***** Recorded information

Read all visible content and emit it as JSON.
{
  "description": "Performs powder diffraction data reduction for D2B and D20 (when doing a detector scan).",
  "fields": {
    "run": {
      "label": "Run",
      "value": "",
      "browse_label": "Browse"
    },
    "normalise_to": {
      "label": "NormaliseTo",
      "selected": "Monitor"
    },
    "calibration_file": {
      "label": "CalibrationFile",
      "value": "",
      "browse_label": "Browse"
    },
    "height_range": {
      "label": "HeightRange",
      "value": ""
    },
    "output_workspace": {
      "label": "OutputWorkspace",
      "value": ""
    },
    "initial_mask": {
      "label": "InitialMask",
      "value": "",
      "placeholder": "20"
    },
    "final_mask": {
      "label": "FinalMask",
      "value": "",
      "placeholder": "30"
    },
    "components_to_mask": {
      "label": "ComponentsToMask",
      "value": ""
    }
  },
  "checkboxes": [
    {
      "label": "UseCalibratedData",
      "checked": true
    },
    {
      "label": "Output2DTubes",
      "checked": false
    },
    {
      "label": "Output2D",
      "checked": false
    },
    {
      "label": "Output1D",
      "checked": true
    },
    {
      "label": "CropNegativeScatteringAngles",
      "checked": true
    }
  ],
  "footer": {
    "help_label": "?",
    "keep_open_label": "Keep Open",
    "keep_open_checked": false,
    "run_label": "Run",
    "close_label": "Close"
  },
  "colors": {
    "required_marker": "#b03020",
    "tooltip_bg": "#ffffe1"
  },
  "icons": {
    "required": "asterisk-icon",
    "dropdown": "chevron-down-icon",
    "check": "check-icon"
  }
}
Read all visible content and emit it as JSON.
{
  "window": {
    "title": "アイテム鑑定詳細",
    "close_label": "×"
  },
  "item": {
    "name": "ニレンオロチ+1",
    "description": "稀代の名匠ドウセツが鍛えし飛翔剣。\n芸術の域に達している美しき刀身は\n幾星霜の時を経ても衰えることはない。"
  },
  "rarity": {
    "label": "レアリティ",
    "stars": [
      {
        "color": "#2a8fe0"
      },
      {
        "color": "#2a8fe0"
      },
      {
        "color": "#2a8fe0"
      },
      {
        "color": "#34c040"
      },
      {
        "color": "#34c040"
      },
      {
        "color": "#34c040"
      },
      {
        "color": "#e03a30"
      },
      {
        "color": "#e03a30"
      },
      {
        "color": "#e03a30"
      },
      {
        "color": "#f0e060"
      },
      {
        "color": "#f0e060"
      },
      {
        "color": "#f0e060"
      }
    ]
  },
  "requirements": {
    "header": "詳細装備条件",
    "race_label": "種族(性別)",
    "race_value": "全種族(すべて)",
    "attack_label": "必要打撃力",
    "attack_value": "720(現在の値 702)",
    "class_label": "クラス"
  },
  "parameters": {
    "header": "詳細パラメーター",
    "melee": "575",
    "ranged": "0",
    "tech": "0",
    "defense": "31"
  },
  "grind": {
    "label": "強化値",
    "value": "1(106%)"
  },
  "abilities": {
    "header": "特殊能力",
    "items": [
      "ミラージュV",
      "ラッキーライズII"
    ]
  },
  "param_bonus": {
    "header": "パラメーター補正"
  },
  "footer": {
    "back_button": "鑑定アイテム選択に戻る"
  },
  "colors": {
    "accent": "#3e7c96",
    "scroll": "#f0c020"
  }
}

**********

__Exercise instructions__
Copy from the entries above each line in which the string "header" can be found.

__Your solution__
    "header": "詳細装備条件",
    "header": "詳細パラメーター",
    "header": "特殊能力",
    "header": "パラメーター補正"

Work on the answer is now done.